"""
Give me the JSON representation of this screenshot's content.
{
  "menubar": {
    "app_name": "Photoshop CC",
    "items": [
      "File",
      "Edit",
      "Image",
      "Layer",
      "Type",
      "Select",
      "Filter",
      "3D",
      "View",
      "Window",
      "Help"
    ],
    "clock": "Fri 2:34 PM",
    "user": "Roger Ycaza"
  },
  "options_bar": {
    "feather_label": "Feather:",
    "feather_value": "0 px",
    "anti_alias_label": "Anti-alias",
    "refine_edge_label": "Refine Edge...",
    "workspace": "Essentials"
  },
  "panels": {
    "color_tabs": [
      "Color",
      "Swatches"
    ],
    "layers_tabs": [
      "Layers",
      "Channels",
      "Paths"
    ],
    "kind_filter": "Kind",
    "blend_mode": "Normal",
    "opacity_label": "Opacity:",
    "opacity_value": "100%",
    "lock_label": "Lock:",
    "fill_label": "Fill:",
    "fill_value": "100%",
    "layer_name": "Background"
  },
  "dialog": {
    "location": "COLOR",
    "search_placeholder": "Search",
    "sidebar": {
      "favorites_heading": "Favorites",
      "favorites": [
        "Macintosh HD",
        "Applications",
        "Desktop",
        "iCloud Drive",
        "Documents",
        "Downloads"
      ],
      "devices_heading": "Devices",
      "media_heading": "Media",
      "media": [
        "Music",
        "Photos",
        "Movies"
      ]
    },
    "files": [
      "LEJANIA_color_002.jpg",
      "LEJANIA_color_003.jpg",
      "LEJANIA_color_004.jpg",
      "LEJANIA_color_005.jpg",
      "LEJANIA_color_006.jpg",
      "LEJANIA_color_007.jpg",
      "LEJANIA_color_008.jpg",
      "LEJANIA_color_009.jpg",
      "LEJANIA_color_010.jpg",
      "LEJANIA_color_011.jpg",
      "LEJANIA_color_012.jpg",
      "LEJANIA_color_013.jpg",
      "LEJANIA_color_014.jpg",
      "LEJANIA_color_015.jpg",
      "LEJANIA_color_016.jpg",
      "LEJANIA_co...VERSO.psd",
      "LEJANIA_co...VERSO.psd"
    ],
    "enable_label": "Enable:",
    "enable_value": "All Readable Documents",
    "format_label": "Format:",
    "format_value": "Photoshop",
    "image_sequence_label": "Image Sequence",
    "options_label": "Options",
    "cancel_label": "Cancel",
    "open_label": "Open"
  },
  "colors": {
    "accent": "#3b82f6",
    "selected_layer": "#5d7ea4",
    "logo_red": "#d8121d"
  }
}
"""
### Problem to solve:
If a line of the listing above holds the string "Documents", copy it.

### Response area:
        "Documents",
    "enable_value": "All Readable Documents",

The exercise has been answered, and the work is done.